## What the exercise asks
Scan the entries that follow and copy out every line containing "betyg".

---------- Recorded data ----------

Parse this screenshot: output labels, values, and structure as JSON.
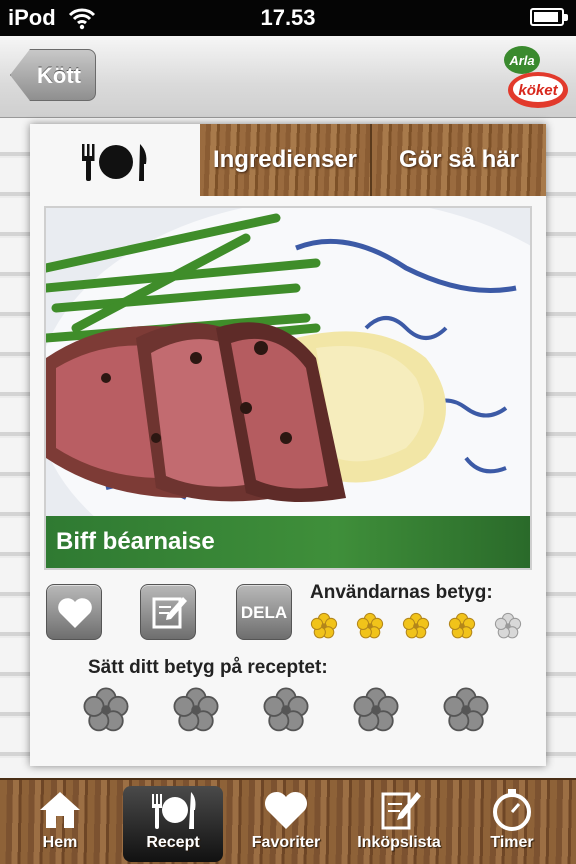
{
  "status_bar": {
    "carrier": "iPod",
    "time": "17.53"
  },
  "nav": {
    "back_label": "Kött",
    "logo_top_text": "Arla",
    "logo_bottom_text": "köket"
  },
  "tabs": {
    "ingredients": "Ingredienser",
    "howto": "Gör så här"
  },
  "recipe": {
    "title": "Biff béarnaise"
  },
  "actions": {
    "share_label": "DELA"
  },
  "ratings": {
    "users_label": "Användarnas betyg:",
    "users_score": 4,
    "users_max": 5,
    "your_label": "Sätt ditt betyg på receptet:",
    "your_max": 5
  },
  "tabbar": [
    {
      "label": "Hem",
      "icon": "home-icon"
    },
    {
      "label": "Recept",
      "icon": "plate-cutlery-icon"
    },
    {
      "label": "Favoriter",
      "icon": "heart-icon"
    },
    {
      "label": "Inköpslista",
      "icon": "shopping-list-icon"
    },
    {
      "label": "Timer",
      "icon": "timer-icon"
    }
  ],
  "colors": {
    "accent_green": "#3f8f3a",
    "star_yellow": "#f1c31a",
    "wood": "#8e6238"
  }
}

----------

## Exercise answer
    "users_label": "Användarnas betyg:",
    "your_label": "Sätt ditt betyg på receptet:",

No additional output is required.